“Great! let’s check it out!” We all march over to the dark circle in the cliff, which is indeed a cave.
“This is very warm!” says Mrs Wombat. “Let’s sleep here tonight. And we do.
Then, at about midnight, something wakes me up. I don’t know what it is, but it doesn’t sound friendly. At first, it is a single, moaning yowl that speaks of loss, loss and terrible anger. I fall into the music. Then, more yowls join it. I pick out one voice that sounds louder than the rest. It speaks of anger, rage, FURY, but at the same time, it feels loss, and a terrible pain. Suddenly, I snap back to my senses. The cats! The yowling stops. And then, I see the cats silhouetted against the dark sky.
“Deadeyes!” one of the cats says, “I smell a rat!”
“Go check the scent out, Rosy Posy Eater Of Tosy.”
The cat (who I am assuming is Rosy Posy Eater Of Tosy) creeps towards our cave. I dart to the back of the cave, and cower in the shadows. She sniffs the air.
“The rat has been here.” she snarls back to Deadeyes.
“Good. We’re on the right trail.”
The next morning, we move on. I tell the others about my encounter with the wild cats. (Well, all except Wally. Mrs Wombat told me not to tell him any more scary tales. Apparently, he had nightmares last night about wild cats eating Mr Wombat!) We pack up, and each strap two or three bags of food and water to our backs. I take two bags of eggs, and so does Wilfred. Wilfred also has the metal slab and the soft board and hard stick. Mrs Wombat has a bag of salad greens, a bag of edible peppermint moss, and a bag of roots and bulbs. Mr Wombat has a bag of mushrooms, a bag of edible flowers, and a bag packed full of straw bedding. Wally has two bags (which I made out of kelp at my old home) of water.
We set out in the hot summer sun. After a few more days of walking, we are in a hot, humid forest. More than half our supplies that we packed at the meadow are gone, and Mrs Wombat says there’s still 20km to go. Our situation is getting grave. Suddenly, a huge shadow looms over me. If it is a cat, I have no chance against it. I close my eyes, and wait for the terrible pain that will signal the end of my life. None comes. I open my eyes. It’s a big black greyhound! I squeeze my eyes tightly shut again, then open them. It’s still there! And this greyhound looks strangely familiar.
“Parsley?” I breath.
“Parsley! You were the only thing I missed about that house!”
“I missed you too!” says Parsley. Wilfred arrives.
“Stanley… Is that who I think it is?”
“Yes Wilfred! Yes Yes! It is!”
“PARSLEY!” Yells Wilfred.
“Yes! It’s me, Wilfred!” I notice that Mrs Wombat, Mr Wombat and Wally are staring at us, utterly confused. I quickly explain.

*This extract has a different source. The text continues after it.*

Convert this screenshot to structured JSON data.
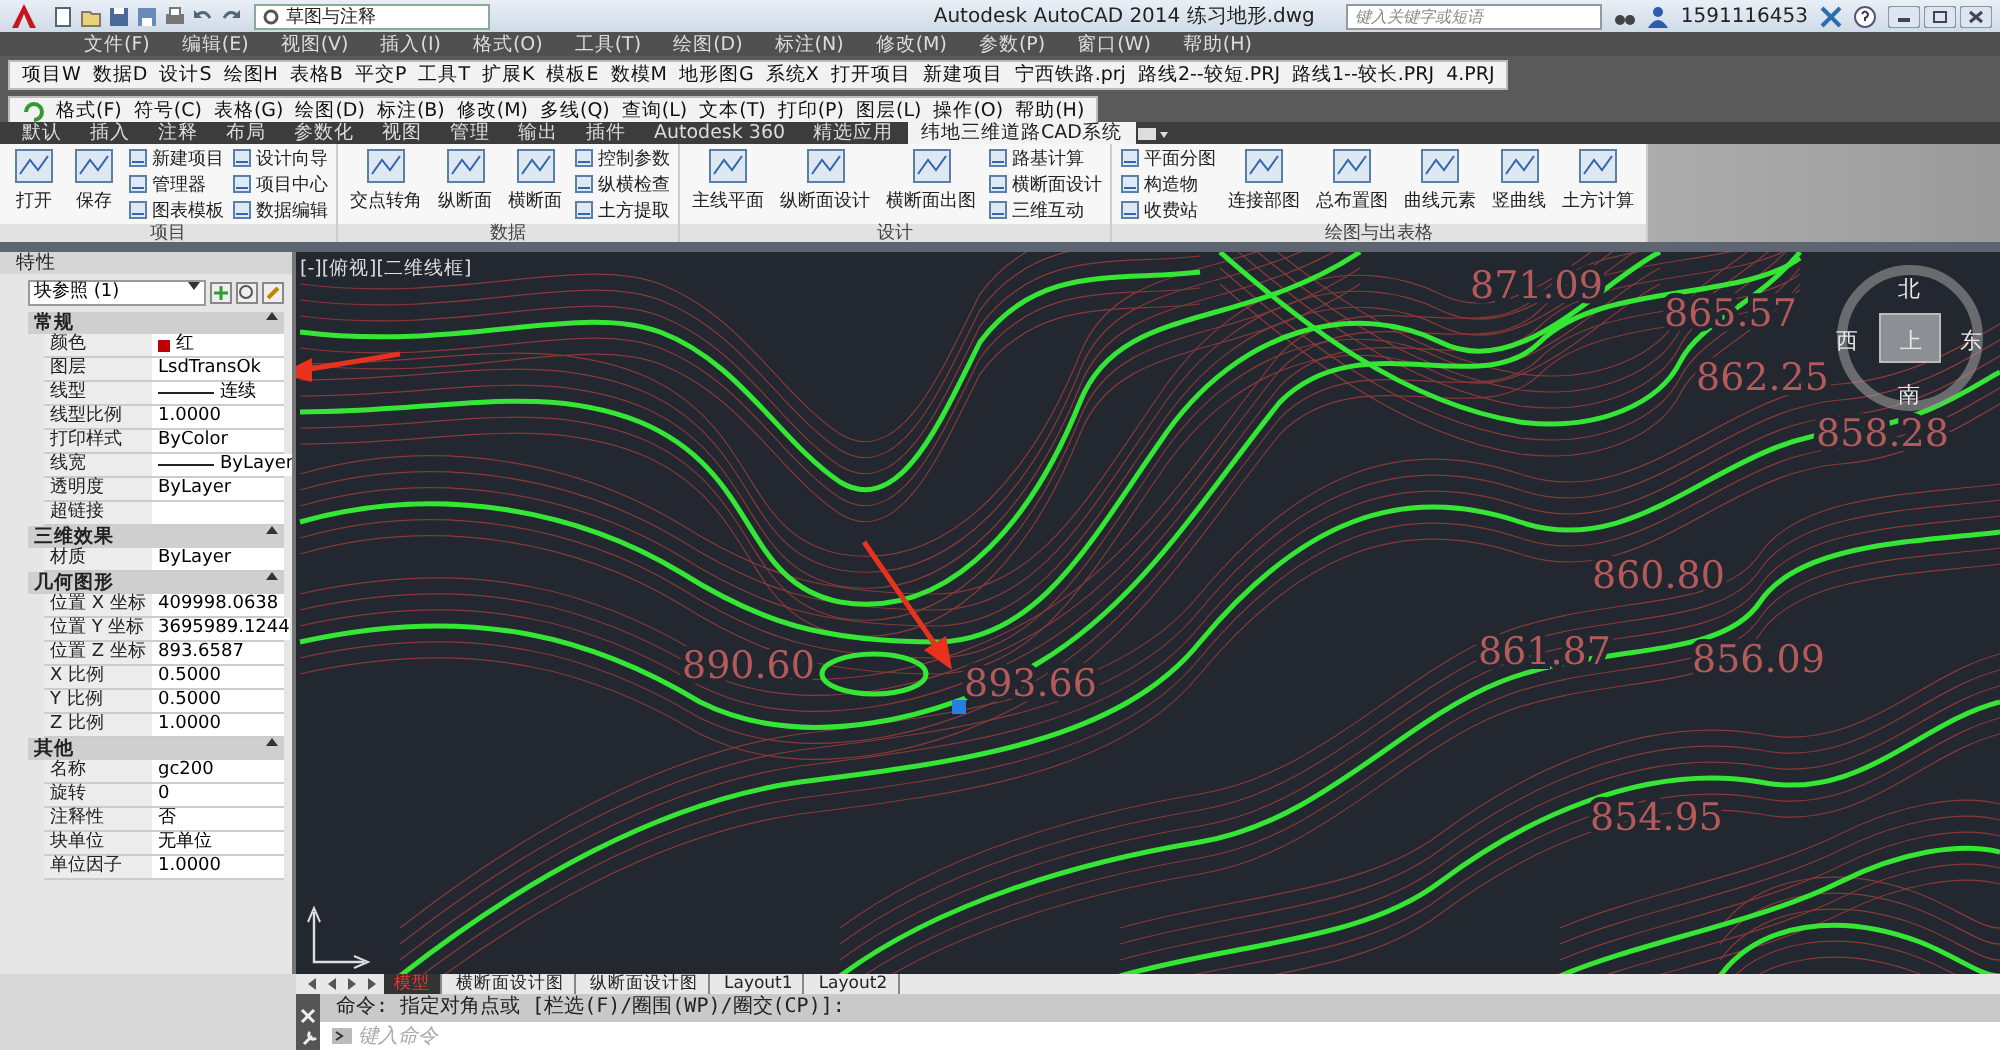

“It’s Parsley. Back at my old house, he used to give Wilfred and I rides around town. He was our best friend.”
“Yes, that’s right.” says Parsley. “Now, would you all mind having another ride…”
“Er… Parsley, it may not be the best time for this…”
“…TO THE HARBOUR?”
“Oh Parsley, would you really?”
“Yes! I would do anything for you! You’re my best friend!
“Oh Parsley! You are so kind!” We pack our supplies again, hop onto Parsley’s back, and sail into the sunset. TO THE HARBOUR!!!!!